▶ _Element data from apps and pages_
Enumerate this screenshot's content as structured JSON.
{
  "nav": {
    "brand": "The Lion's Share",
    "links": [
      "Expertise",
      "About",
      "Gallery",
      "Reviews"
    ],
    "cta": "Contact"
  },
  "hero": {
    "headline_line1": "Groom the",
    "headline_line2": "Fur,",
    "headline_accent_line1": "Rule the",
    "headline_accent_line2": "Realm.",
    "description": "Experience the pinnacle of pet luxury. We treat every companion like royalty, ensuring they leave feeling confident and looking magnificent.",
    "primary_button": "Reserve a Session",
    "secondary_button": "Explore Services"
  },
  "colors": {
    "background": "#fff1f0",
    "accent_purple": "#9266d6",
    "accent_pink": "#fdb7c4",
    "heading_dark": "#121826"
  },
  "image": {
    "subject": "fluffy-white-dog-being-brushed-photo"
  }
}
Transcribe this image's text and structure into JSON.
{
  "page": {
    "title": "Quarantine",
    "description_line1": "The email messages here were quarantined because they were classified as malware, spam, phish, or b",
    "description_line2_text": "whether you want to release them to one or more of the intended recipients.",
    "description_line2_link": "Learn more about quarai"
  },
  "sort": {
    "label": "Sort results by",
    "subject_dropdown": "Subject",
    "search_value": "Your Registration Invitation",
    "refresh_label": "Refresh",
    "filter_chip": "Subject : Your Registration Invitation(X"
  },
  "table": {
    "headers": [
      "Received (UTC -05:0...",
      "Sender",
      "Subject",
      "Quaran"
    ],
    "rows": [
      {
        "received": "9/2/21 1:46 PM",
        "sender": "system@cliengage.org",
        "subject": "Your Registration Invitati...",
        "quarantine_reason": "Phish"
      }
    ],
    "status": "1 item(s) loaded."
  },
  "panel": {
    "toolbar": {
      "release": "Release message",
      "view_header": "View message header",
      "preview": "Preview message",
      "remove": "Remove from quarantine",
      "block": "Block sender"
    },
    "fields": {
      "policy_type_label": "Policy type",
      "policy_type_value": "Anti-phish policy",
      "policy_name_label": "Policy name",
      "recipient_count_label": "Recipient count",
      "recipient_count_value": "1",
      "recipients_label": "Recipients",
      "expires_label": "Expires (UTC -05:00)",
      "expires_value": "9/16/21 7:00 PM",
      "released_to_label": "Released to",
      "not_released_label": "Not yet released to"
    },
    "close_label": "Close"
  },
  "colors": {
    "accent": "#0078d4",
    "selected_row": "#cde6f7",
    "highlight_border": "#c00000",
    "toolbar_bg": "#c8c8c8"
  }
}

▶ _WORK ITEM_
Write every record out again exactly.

▶ _RESPONSE TO THIS TASK_
Enumerate this screenshot's content as structured JSON.
{
  "nav": {
    "brand": "The Lion's Share",
    "links": [
      "Expertise",
      "About",
      "Gallery",
      "Reviews"
    ],
    "cta": "Contact"
  },
  "hero": {
    "headline_line1": "Groom the",
    "headline_line2": "Fur,",
    "headline_accent_line1": "Rule the",
    "headline_accent_line2": "Realm.",
    "description": "Experience the pinnacle of pet luxury. We treat every companion like royalty, ensuring they leave feeling confident and looking magnificent.",
    "primary_button": "Reserve a Session",
    "secondary_button": "Explore Services"
  },
  "colors": {
    "background": "#fff1f0",
    "accent_purple": "#9266d6",
    "accent_pink": "#fdb7c4",
    "heading_dark": "#121826"
  },
  "image": {
    "subject": "fluffy-white-dog-being-brushed-photo"
  }
}
Transcribe this image's text and structure into JSON.
{
  "page": {
    "title": "Quarantine",
    "description_line1": "The email messages here were quarantined because they were classified as malware, spam, phish, or b",
    "description_line2_text": "whether you want to release them to one or more of the intended recipients.",
    "description_line2_link": "Learn more about quarai"
  },
  "sort": {
    "label": "Sort results by",
    "subject_dropdown": "Subject",
    "search_value": "Your Registration Invitation",
    "refresh_label": "Refresh",
    "filter_chip": "Subject : Your Registration Invitation(X"
  },
  "table": {
    "headers": [
      "Received (UTC -05:0...",
      "Sender",
      "Subject",
      "Quaran"
    ],
    "rows": [
      {
        "received": "9/2/21 1:46 PM",
        "sender": "system@cliengage.org",
        "subject": "Your Registration Invitati...",
        "quarantine_reason": "Phish"
      }
    ],
    "status": "1 item(s) loaded."
  },
  "panel": {
    "toolbar": {
      "release": "Release message",
      "view_header": "View message header",
      "preview": "Preview message",
      "remove": "Remove from quarantine",
      "block": "Block sender"
    },
    "fields": {
      "policy_type_label": "Policy type",
      "policy_type_value": "Anti-phish policy",
      "policy_name_label": "Policy name",
      "recipient_count_label": "Recipient count",
      "recipient_count_value": "1",
      "recipients_label": "Recipients",
      "expires_label": "Expires (UTC -05:00)",
      "expires_value": "9/16/21 7:00 PM",
      "released_to_label": "Released to",
      "not_released_label": "Not yet released to"
    },
    "close_label": "Close"
  },
  "colors": {
    "accent": "#0078d4",
    "selected_row": "#cde6f7",
    "highlight_border": "#c00000",
    "toolbar_bg": "#c8c8c8"
  }
}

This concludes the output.